Stockholm university

Research project Towards an organizational theory on “obsessive measurement disorder”:

A comparative study on how intermediary organizations translate performance measurement requirements on aid

Project description

The demands to demonstrate results and control the use of resources have increased in aid projects during the past decades. Measuring and demonstrating results of aid is of course important for a variety of purposes such as learning in organizations. However, research has shown that too much focus on performance measurement can in some cases erode development policy implementation. One unintended consequence has been described by Natsios (2010) who launched the concept “obsessive measurement disorder”. The concept indicates that when organisations become preoccupied with measurements as such they could loose focus from other aspects that matter for effective aid delivery.

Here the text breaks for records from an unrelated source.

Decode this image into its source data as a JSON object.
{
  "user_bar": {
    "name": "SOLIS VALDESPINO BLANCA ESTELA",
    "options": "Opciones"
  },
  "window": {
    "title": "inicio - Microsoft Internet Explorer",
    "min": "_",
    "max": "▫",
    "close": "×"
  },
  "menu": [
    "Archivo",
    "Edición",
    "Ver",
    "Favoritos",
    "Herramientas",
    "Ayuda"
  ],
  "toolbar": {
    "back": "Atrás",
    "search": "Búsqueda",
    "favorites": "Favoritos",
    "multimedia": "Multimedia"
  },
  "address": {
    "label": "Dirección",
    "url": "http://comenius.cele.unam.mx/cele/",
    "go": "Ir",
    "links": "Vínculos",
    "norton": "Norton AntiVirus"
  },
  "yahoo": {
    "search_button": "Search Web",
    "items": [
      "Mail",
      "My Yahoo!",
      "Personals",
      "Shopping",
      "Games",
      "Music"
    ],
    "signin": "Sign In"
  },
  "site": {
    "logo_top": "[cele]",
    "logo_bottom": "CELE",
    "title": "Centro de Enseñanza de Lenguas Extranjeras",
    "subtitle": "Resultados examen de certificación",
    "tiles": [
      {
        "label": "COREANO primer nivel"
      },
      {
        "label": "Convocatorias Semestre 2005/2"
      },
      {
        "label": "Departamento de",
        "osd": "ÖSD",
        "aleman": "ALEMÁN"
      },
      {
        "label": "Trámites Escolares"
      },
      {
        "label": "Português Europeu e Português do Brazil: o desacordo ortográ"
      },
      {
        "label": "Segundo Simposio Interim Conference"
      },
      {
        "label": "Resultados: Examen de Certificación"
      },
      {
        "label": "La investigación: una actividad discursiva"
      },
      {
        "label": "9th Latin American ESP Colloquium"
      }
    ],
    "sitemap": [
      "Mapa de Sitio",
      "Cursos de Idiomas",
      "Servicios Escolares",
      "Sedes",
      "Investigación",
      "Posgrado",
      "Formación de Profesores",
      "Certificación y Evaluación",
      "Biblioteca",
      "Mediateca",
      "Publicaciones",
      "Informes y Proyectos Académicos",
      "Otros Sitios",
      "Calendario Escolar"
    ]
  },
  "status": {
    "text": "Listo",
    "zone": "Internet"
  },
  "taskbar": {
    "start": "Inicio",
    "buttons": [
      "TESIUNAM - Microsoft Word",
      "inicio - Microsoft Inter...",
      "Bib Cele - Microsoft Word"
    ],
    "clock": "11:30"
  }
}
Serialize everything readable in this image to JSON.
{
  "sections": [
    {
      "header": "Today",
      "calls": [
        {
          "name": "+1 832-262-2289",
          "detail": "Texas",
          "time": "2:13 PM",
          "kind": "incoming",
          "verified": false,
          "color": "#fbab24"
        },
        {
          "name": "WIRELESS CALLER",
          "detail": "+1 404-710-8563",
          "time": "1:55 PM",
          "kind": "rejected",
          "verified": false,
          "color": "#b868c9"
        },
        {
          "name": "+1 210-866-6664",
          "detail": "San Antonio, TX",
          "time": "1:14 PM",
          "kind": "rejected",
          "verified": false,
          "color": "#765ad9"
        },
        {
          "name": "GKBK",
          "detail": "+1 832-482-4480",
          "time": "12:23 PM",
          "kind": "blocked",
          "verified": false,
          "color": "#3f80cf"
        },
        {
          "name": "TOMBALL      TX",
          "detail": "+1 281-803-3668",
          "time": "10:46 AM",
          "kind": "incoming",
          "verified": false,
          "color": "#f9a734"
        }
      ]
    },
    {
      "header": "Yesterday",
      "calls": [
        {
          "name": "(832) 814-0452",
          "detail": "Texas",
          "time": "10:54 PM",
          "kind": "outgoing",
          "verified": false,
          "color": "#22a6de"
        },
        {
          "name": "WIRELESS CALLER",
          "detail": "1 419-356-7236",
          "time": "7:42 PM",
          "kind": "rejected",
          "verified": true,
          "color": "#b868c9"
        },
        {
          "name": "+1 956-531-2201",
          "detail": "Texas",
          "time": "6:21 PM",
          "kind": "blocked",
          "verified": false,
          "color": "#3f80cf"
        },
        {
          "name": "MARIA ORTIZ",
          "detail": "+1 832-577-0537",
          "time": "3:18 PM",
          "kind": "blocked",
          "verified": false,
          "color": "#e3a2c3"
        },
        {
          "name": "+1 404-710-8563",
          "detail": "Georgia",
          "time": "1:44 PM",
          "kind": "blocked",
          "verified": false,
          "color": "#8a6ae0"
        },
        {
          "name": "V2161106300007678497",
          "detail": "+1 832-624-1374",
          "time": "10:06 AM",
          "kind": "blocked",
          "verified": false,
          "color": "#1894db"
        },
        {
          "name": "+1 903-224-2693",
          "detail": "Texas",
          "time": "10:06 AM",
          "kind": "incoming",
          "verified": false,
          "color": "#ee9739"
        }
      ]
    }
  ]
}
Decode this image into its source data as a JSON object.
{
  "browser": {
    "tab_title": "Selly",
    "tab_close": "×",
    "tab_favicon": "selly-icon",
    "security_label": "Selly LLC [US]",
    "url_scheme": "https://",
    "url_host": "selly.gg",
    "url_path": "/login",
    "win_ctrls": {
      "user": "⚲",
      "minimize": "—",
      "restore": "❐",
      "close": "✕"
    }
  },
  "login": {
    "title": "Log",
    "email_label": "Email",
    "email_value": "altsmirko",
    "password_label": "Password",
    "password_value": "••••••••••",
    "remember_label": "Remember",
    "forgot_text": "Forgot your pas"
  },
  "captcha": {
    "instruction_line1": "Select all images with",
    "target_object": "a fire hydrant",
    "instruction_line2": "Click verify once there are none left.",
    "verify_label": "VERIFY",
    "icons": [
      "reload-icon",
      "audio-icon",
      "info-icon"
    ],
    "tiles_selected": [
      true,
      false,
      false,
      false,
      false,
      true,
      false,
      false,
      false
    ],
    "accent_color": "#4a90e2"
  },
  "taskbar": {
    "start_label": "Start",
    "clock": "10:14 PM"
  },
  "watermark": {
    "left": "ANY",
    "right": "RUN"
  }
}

The overarching purpose of this project is to contribute towards an organizational theory on why performance measurement systems on some occasions hinder and on others support aid initiatives. Specifically, a contribution will be made towards explaining the phenomenon of “obsessive measurement disorder” (Natsios, 2010) by identifying and discussing the organizational mechanisms that give rise to and may prevent this unfortunate phenomenon. This project builds on research about the conditions under which performance measurement requirements improve or erode development policy implementation.

Since aid is typically delivered in a larger system with several intermediaries who collaborate in an ”aid chain”.  A relevant under-researched feature of the intermediaries in an aid chain is their dual role as both donors and recipients of aid, both auditors and auditees. As recipients they interpret what they need to do in order to receive further financing. As donors they regulate what the next actor in line needs to do in order to obtain financing. The design involves a comparison between four aid chains (a) civil society organizations b) private sector, c) public sector and d) research cooperation) where specific emphasis will be on how intermediaries translate requirements on performance measurement on aid.

The project has been awarded three years financing from the Swedish Research Council with a start in 2018. The project has also received ”seed money” financing from Stockholm University for further elaboration of the project idea. 

Janet Vähämäki and Susanna Alexius are the main researchers within the project. The project will be supported by a research council consisting of Göran Sundström (Professor in Political Science at Stockholm University), Kristina Tamm Hallström (Associate Professor of Management at Stockholm School of Economics), Joakim Molander (Head of Evaluation Unit at Sida), Bino Catasús (Professor in Accounting, Stockholm Business School) and representatives from intermediaries in selected case aid chains.

Project members


Alexius, Susanna

Associate Professor, Business Administration

susanna alexius

Vähämäki, Janet

Ph.D, Management

Janet Vähämäki